_ABOUT THIS TASK_
Would you filter the listing below so that only lines with the word "умолчанию" remain?

[[ DATASET EXTRACT open ]]

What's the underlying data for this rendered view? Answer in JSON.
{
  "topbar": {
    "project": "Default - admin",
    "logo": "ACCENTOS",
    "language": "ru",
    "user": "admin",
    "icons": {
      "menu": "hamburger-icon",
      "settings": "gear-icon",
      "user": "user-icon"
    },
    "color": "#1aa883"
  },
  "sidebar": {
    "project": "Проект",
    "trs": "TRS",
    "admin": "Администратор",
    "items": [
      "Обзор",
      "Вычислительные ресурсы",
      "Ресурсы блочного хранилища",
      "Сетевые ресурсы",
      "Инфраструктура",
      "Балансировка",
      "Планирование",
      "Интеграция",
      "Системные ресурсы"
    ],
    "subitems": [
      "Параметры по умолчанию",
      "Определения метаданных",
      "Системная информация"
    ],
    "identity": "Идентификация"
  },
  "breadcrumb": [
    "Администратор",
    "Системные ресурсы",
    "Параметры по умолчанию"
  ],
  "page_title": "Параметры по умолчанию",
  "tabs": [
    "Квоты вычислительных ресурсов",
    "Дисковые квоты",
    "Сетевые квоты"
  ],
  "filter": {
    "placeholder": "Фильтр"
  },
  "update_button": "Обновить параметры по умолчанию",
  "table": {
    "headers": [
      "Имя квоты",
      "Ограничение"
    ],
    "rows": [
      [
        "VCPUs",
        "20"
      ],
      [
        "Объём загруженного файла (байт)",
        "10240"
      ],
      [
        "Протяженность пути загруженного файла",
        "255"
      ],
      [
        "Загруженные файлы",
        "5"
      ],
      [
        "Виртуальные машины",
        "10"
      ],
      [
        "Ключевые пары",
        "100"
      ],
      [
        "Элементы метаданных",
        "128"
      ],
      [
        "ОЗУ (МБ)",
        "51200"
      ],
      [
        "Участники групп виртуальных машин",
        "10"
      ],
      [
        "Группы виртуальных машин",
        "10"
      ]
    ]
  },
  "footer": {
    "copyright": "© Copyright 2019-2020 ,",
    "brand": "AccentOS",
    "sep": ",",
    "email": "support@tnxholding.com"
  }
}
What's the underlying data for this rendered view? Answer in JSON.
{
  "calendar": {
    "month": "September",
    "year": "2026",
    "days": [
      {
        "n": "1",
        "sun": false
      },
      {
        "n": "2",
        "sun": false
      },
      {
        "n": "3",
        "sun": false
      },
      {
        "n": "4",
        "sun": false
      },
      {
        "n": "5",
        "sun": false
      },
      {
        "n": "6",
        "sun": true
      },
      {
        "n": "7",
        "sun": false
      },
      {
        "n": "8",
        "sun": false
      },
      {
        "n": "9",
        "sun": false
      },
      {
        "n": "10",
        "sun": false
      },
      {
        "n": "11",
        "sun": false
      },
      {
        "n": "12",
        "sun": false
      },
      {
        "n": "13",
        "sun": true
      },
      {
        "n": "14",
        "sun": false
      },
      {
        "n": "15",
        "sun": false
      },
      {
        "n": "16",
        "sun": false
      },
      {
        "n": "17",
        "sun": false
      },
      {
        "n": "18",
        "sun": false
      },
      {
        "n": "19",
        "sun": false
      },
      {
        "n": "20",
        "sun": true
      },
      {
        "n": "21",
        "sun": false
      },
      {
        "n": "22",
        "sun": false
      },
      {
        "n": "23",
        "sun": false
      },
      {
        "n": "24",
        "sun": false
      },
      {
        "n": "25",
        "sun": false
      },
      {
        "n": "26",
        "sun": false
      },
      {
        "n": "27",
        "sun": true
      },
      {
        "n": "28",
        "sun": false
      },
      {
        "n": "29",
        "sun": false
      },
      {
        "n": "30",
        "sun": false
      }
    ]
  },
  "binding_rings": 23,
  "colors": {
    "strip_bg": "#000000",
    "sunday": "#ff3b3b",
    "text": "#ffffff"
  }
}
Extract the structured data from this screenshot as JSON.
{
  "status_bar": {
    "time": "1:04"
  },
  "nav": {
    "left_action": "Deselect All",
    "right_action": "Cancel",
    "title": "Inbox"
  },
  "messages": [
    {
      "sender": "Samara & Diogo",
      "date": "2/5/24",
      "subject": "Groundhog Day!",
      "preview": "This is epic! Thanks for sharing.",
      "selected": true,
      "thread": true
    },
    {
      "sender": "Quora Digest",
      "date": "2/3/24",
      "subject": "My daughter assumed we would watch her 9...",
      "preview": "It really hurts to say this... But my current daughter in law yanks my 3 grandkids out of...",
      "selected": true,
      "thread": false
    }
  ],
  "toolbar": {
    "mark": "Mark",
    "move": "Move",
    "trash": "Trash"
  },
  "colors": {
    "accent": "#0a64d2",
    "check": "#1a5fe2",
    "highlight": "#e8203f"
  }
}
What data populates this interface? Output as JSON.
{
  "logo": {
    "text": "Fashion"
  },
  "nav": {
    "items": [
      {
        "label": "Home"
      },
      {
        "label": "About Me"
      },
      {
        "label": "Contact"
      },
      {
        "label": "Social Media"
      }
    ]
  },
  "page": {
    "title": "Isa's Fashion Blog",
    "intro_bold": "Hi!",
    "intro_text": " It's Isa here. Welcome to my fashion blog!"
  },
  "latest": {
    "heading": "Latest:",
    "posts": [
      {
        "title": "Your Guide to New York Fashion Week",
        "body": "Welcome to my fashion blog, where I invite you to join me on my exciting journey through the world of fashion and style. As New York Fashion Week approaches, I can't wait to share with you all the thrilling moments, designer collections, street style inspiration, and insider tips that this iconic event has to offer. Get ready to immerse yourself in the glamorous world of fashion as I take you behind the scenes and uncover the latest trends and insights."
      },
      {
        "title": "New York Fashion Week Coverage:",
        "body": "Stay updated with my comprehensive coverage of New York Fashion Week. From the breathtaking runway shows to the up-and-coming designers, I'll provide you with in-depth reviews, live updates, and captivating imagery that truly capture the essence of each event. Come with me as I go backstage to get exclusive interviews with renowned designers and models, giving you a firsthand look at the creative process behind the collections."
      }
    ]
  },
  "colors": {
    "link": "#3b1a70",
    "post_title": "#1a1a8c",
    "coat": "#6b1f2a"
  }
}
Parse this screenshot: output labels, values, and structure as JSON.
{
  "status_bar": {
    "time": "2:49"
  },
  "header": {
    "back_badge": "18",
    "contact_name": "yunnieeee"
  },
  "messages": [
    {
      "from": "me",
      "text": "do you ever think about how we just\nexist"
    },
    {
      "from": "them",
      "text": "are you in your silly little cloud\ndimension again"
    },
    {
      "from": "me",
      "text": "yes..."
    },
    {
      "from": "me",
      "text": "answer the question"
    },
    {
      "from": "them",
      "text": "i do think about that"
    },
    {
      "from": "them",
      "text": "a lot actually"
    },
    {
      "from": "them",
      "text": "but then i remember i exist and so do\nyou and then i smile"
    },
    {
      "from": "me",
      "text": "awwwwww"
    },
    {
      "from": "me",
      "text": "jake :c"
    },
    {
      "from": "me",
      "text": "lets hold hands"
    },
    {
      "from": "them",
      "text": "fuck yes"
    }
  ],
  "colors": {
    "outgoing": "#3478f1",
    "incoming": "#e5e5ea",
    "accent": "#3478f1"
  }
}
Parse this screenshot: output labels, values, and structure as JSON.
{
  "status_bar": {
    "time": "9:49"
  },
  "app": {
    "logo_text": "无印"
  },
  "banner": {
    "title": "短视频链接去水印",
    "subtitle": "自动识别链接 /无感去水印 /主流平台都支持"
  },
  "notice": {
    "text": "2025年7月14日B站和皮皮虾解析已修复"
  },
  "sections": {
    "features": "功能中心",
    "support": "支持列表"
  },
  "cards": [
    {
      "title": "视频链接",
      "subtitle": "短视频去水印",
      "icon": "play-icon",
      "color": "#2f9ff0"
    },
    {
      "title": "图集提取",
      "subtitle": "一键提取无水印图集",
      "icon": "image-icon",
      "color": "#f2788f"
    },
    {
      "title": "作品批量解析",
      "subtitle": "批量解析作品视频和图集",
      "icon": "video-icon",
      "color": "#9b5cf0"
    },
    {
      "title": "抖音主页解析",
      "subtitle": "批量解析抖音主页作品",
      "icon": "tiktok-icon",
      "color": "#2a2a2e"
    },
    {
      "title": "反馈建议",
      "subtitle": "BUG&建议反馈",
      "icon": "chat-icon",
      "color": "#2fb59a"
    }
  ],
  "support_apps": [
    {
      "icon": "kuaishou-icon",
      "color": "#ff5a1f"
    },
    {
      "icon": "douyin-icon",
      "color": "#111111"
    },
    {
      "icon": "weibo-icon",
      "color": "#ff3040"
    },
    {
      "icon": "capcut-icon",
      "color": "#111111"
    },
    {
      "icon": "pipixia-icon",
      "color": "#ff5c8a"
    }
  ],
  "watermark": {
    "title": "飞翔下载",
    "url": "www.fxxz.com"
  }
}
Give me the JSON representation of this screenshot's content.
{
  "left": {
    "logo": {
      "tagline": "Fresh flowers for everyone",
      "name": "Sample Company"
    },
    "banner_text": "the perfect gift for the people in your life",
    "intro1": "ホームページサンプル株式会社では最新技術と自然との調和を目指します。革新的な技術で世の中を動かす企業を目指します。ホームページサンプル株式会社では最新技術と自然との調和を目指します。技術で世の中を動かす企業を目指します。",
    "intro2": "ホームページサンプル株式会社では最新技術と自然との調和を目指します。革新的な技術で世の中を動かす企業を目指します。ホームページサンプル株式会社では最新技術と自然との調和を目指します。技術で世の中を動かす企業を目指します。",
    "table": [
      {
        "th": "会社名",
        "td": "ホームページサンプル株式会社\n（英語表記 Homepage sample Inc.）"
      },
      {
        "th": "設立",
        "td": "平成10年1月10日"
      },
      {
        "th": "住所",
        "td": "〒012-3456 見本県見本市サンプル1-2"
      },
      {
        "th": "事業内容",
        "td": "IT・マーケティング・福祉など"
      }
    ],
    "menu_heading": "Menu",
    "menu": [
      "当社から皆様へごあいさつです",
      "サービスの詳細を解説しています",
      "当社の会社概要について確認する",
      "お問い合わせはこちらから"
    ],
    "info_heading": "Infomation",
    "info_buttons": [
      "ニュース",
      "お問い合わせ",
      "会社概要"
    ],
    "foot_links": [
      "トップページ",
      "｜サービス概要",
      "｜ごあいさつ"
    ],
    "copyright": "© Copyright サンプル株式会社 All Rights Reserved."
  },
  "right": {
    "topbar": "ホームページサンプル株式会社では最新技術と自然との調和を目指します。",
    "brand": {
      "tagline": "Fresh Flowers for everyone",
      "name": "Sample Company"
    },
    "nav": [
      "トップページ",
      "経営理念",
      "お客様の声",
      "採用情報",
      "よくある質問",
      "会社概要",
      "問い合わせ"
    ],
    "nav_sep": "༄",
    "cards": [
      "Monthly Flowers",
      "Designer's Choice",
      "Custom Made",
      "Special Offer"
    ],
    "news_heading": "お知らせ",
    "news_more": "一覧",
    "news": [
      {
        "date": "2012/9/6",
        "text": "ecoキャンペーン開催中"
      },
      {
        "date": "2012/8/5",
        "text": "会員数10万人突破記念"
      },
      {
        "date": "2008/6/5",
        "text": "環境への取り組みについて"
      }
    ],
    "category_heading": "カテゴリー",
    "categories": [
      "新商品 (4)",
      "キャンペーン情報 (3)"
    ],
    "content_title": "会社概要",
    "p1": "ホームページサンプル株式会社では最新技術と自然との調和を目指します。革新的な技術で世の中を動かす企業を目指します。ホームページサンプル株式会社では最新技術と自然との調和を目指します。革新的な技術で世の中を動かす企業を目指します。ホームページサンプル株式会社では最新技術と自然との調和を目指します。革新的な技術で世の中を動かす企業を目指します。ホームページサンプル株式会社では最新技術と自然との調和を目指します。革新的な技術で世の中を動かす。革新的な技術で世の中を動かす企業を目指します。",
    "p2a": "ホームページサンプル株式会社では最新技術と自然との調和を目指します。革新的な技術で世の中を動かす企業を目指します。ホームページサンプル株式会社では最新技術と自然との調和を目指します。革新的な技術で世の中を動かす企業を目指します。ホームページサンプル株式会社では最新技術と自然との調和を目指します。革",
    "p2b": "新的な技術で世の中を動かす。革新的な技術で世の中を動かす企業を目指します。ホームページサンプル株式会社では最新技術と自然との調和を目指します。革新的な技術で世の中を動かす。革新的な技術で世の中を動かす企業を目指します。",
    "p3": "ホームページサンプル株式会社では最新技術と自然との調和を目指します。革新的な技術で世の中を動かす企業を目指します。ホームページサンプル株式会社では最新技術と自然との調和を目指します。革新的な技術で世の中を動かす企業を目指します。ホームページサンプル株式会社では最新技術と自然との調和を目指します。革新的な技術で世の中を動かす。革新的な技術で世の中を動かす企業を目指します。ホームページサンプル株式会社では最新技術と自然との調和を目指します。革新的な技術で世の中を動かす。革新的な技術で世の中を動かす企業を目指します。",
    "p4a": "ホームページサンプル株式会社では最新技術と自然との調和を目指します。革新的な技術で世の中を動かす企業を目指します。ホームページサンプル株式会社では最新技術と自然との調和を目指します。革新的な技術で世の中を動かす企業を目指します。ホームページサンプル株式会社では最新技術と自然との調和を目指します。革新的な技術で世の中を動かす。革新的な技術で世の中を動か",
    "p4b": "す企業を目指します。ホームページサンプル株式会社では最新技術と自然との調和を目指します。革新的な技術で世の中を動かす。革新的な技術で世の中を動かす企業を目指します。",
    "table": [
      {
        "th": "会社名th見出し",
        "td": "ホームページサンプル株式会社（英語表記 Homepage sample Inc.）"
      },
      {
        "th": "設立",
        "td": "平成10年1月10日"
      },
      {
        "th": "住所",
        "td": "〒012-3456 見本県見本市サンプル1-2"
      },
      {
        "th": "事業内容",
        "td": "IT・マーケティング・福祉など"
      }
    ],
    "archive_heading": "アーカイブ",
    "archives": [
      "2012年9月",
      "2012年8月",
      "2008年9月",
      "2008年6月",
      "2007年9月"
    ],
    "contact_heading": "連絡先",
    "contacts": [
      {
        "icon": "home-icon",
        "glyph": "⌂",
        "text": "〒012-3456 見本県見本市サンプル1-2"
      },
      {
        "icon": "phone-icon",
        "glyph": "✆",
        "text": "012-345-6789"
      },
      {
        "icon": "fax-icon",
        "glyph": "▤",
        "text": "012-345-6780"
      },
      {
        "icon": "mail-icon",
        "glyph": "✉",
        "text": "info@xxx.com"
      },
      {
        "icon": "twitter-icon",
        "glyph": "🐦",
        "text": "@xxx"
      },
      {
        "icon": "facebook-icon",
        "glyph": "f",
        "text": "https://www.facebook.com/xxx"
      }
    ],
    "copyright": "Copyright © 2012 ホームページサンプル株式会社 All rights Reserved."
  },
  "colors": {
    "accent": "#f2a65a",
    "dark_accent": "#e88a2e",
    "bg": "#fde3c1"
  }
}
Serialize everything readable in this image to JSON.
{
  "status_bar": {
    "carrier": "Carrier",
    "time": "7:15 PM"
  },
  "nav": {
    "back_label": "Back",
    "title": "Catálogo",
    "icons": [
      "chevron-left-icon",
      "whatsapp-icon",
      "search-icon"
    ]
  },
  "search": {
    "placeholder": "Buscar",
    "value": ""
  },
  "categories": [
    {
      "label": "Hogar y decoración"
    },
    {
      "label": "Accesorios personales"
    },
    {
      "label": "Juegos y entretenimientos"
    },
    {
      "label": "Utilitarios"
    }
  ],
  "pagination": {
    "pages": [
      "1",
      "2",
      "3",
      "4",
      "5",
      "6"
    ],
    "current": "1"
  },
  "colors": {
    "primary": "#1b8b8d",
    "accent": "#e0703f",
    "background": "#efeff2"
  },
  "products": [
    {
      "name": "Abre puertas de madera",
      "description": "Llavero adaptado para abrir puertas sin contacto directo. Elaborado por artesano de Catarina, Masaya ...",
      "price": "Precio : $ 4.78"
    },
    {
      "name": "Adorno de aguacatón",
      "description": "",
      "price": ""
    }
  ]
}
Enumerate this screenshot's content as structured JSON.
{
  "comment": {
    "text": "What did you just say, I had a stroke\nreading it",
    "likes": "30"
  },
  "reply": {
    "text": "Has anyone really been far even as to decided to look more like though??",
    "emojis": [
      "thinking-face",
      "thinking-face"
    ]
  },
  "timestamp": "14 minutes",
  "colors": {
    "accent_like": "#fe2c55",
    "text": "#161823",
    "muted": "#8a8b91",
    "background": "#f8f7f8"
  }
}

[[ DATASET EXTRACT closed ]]

_REPLY TO THE TASK_
      "Параметры по умолчанию",
    "Параметры по умолчанию"
  "page_title": "Параметры по умолчанию",
  "update_button": "Обновить параметры по умолчанию",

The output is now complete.